## ACTIVITY
Scan the records below and say how many lines include the word "role", giving no other text.

## Extracted records
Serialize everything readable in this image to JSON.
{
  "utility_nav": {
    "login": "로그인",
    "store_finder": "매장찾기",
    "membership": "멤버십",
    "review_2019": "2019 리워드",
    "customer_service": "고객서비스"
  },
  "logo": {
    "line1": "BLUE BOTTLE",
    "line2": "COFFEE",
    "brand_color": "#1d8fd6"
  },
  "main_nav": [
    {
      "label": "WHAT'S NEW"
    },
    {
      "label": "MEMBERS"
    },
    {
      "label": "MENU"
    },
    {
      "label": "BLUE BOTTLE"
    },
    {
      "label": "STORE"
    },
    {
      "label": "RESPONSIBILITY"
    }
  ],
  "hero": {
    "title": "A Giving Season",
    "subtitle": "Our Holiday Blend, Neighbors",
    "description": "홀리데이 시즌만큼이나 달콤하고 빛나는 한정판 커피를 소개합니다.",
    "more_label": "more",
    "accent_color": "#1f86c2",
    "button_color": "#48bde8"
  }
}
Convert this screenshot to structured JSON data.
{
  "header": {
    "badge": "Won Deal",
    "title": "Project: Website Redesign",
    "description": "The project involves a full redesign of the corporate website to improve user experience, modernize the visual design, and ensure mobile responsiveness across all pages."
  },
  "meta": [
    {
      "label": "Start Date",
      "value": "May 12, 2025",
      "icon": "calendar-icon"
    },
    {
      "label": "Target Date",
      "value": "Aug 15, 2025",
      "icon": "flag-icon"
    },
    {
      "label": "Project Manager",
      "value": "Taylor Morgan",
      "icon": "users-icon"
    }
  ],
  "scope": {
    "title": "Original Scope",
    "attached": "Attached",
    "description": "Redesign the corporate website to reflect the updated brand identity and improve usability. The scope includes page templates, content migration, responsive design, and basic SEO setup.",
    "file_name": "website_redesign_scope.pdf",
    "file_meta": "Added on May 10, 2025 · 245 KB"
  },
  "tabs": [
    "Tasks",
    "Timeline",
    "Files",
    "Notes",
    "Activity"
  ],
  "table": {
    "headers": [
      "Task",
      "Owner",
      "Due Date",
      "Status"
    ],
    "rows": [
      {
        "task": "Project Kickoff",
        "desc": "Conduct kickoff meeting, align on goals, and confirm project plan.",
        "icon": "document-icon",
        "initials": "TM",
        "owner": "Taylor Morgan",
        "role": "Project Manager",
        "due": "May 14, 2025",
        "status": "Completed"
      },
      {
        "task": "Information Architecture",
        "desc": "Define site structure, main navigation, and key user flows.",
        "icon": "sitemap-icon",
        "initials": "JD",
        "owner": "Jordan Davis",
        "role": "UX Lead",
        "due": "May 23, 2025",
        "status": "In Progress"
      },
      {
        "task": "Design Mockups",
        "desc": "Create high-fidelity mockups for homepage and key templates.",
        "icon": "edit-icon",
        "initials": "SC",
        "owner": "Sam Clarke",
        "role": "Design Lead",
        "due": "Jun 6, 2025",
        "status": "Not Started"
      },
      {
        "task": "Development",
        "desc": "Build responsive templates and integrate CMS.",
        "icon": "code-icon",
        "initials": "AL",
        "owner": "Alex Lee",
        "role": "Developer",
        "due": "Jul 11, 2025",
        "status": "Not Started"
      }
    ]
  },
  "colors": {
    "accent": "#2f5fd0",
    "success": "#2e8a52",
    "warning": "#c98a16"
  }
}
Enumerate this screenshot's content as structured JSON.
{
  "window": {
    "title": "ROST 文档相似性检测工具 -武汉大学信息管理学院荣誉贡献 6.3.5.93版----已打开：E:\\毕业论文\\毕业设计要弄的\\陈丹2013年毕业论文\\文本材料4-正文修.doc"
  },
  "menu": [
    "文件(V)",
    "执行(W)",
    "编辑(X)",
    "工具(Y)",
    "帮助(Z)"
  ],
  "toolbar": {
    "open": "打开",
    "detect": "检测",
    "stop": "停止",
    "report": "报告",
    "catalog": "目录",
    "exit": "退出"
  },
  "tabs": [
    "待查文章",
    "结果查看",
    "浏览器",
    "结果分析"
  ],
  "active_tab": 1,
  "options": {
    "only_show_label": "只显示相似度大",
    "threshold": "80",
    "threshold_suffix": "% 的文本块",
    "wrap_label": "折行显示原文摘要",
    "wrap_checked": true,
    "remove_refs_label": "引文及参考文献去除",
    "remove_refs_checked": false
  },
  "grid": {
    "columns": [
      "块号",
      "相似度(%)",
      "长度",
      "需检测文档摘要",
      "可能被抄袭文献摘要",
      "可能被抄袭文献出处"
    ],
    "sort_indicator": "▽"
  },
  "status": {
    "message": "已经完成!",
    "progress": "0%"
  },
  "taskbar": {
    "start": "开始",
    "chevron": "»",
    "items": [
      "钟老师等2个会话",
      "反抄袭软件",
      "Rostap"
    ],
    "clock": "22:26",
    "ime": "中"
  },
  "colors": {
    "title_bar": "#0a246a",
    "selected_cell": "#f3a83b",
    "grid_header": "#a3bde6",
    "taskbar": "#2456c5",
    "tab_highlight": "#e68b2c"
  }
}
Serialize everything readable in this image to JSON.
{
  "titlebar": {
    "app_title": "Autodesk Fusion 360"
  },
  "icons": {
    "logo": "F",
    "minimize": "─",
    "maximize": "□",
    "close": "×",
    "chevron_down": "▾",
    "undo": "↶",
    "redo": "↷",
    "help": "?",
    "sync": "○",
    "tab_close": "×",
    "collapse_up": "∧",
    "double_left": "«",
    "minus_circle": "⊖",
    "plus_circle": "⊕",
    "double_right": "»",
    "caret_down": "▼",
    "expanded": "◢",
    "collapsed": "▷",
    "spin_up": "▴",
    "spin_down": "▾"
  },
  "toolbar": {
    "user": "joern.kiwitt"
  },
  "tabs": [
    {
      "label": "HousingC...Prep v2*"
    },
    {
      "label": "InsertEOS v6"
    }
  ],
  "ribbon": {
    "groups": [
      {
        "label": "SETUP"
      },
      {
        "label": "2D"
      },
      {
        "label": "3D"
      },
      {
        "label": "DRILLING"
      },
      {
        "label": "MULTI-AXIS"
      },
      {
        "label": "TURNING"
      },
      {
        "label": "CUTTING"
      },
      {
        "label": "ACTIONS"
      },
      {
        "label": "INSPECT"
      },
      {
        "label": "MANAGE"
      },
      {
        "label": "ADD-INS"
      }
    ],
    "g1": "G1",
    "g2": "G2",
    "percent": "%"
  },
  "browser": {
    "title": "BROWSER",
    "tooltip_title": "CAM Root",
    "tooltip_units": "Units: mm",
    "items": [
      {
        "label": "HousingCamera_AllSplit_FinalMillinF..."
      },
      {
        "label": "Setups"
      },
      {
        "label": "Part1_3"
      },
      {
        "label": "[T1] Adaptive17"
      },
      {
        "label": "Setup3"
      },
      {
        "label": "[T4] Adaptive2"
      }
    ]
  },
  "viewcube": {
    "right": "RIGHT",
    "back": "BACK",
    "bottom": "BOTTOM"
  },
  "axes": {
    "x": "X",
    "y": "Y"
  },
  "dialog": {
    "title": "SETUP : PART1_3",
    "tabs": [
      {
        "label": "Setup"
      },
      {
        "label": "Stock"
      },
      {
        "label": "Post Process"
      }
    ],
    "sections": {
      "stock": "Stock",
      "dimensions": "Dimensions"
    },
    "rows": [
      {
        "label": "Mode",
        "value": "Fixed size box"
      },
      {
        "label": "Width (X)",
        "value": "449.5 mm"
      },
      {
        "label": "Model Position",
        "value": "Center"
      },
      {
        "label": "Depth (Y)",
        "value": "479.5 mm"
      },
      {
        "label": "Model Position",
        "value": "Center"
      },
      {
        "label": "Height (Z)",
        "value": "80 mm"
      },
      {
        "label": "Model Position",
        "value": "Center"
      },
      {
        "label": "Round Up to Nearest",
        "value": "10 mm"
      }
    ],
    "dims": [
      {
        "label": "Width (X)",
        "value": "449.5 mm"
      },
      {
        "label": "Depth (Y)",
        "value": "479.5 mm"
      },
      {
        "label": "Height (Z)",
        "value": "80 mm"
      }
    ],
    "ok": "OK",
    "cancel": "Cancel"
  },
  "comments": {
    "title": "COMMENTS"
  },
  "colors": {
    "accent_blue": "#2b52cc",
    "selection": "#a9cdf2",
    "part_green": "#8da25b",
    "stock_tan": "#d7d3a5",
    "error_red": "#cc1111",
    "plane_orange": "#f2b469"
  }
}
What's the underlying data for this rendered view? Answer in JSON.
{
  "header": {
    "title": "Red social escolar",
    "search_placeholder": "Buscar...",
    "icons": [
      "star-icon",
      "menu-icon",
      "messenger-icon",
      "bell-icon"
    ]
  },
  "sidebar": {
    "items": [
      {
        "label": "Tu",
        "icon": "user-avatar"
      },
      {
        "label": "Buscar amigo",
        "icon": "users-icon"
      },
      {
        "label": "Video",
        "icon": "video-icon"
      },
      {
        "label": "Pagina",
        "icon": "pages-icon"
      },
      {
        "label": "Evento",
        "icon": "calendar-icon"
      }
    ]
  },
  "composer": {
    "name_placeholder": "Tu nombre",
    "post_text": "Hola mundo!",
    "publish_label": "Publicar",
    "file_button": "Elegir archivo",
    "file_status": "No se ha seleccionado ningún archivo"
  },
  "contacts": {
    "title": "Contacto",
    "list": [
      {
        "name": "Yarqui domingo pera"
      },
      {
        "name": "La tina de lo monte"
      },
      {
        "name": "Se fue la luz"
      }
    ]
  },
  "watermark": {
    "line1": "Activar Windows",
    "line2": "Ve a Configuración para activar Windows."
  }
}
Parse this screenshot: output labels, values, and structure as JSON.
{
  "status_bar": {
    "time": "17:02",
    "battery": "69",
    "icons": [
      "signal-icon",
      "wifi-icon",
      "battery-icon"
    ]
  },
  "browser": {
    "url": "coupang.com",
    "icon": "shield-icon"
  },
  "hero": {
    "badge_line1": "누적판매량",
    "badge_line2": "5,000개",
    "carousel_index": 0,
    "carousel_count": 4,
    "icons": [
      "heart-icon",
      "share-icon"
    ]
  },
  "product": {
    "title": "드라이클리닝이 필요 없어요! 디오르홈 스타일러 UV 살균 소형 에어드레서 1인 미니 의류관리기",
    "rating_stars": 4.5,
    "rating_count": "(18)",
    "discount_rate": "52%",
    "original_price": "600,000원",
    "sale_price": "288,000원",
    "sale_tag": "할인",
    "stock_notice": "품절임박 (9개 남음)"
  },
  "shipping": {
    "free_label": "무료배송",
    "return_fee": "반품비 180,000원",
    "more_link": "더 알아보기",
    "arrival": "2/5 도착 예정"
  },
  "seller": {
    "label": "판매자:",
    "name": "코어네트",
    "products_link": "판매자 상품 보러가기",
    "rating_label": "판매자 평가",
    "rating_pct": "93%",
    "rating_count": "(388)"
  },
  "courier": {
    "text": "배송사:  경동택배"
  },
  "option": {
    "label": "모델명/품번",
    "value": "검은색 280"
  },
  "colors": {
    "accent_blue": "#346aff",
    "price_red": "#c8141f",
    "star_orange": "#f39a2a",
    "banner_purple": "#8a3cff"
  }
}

## TASK ANSWER
4